If you think you know where The Gift (2015) is headed from there you’d be dead wrong, Edgerton taking things into far more disturbing and devastatingly insidious psychological terrain than anything I could have anticipated beforehand.
Shaun the Sheep Movie is a delightful, family-friendly, stop-motion sensation that gets better and better as it goes along. A priceless gem about friendship, family and sacrifice, it’s a consistently witty marvel filled to the brim with ingenious sight gags, endearingly original comedy and sublime characterizations – all of which are accomplished without any dialogue whatsoever – I absolutely adored. In short, it’s sheer perfection, and I’m not at all sheepish trotting out such an obvious pun as that in order to say so.
What’s fascinating is just how many levels this ingenious bit of storytelling virtuosity works on. The youngest of minds will be mesmerized by the dazzling colors and the enchanting characters, while more seasoned viewers will be just as deeply engrossed by the complexity of the themes being examined.
When Marnie Was There doesn’t just live up to the high standards of the countless classics that proceeded it, in many ways it brings all of the themes and the ideas Ghibli has been interested in dissecting throughout their storied history to brilliant summation. It’s a masterpiece, and as final efforts go I cannot think of anything better than that.
Mad Max: Fury Road is an ambitious, eye-popping spectacle of a world in constant chaos and the lengths those attempting to live within it will go to survive.
There will be few motion pictures released to domestic theaters in 2015 that are better than Clouds of Sils Maria.
A stunning piece of cinema, It Follows is a darkly bleak sojourn into adulthood that’s more than just your run-of-the-mill genre entry, Mitchell crafting a modern American masterpiece of disaffected youth dealing with the repercussions of their revolt that will undoubtedly stand the test of time.
A Best Foreign Language Film Oscar nominee, this deliriously entertaining, confidently composed satire of cultural, gender and class politics and mores is astonishing, deftly moving from one story to the next with freewheeling enthusiasm. While each segment is unconnected from those surrounding it, they all manage to convey common themes eviscerating the status quo, showing while catharsis and vengeance can go hand-in-hand, the price extracted for revenge is almost always worse than the cost of turning the other cheek.

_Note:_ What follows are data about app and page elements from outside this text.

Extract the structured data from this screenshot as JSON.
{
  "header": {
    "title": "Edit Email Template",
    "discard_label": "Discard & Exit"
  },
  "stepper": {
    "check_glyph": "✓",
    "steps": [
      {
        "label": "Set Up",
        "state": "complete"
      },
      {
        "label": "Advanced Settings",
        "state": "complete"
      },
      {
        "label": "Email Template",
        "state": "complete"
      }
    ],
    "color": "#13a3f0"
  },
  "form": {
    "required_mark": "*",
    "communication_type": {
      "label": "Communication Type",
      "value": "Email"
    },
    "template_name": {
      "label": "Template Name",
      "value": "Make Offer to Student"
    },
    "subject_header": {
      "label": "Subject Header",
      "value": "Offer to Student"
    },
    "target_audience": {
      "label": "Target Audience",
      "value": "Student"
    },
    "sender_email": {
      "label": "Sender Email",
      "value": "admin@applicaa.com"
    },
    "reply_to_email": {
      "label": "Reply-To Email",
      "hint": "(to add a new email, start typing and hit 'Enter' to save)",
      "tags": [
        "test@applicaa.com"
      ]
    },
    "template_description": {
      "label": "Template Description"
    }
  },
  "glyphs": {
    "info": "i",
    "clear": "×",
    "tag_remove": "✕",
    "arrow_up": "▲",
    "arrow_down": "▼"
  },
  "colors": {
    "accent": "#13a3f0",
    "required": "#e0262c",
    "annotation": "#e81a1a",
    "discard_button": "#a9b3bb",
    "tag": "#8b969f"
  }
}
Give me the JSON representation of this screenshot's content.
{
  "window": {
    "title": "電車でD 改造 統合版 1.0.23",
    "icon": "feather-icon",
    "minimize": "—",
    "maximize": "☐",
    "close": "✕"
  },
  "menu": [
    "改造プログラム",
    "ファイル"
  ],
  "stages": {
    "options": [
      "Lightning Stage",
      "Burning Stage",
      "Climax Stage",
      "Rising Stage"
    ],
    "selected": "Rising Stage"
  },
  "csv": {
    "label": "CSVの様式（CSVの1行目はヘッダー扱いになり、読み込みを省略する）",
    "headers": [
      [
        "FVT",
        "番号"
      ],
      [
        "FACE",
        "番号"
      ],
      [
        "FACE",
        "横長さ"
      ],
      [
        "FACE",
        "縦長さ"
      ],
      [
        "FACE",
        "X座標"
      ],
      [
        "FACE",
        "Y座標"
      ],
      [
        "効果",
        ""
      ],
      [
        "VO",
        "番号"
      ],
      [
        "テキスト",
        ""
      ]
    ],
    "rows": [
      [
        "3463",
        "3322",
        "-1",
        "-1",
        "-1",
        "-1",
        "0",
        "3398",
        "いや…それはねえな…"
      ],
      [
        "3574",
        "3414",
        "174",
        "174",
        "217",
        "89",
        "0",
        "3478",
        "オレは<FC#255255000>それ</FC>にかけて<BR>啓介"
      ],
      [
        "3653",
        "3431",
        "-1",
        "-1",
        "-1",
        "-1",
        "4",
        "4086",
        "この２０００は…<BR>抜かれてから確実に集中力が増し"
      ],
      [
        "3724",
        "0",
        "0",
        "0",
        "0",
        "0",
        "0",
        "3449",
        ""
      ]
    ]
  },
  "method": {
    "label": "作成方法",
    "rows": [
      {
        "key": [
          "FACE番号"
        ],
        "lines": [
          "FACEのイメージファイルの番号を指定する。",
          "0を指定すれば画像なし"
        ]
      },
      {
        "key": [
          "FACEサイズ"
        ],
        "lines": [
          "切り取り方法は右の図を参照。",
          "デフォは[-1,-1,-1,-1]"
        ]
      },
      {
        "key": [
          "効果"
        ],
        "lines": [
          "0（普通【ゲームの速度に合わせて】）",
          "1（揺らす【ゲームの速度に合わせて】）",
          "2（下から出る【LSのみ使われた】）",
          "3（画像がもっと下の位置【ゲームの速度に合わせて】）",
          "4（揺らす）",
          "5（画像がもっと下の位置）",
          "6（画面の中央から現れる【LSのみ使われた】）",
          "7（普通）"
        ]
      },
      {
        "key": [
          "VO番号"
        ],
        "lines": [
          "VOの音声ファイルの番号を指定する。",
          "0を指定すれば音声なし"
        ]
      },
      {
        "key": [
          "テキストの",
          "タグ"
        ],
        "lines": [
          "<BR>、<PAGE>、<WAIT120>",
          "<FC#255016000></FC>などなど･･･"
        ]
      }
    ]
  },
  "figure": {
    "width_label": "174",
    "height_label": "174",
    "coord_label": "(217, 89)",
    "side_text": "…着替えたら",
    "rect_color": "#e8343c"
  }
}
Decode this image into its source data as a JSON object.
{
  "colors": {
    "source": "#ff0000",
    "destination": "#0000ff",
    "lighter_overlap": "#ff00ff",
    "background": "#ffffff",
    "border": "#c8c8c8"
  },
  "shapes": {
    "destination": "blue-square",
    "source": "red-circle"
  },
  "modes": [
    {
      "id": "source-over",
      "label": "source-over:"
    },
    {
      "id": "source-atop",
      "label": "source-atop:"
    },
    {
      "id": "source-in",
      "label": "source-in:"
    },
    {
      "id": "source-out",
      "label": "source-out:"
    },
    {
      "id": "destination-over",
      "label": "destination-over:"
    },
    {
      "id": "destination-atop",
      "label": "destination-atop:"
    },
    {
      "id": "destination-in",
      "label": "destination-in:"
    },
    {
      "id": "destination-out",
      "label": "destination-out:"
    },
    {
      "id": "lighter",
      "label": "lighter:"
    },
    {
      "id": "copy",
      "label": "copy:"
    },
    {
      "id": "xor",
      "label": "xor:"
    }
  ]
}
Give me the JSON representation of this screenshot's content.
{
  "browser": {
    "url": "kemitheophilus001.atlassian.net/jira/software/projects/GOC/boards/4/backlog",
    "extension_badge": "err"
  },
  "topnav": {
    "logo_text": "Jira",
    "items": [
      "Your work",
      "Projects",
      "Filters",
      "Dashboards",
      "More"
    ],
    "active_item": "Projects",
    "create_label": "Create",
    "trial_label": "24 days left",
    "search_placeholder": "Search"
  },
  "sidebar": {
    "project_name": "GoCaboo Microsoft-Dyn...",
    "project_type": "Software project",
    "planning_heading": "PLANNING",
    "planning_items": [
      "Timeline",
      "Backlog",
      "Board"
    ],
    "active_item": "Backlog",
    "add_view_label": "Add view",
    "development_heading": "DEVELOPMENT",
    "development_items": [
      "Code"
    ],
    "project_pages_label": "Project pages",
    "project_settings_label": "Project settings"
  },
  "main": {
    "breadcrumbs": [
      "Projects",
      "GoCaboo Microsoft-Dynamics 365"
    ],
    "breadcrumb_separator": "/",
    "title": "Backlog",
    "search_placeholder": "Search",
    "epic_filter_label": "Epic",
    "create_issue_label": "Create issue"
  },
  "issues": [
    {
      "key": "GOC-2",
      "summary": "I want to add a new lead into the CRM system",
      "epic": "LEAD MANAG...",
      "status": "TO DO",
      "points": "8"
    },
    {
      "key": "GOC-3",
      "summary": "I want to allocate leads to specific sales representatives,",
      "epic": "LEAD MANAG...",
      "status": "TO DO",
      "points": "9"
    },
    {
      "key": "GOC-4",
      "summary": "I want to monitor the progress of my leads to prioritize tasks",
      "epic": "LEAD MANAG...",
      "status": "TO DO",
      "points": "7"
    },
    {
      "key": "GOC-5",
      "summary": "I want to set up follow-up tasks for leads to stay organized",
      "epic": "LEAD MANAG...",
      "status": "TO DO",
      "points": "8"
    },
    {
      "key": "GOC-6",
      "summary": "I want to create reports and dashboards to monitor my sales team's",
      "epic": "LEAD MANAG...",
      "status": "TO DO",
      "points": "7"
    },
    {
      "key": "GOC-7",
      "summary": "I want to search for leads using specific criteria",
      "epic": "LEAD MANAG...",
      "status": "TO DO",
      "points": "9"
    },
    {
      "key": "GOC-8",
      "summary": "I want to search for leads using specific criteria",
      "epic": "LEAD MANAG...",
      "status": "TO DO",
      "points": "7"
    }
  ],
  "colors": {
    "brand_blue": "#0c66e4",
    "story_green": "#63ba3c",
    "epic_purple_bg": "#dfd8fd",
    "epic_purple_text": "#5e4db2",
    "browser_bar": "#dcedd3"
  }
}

All I really want is for people to experience the glories and the monumental achievements of A Most Violent Year for themselves sans too much input or explanation from me.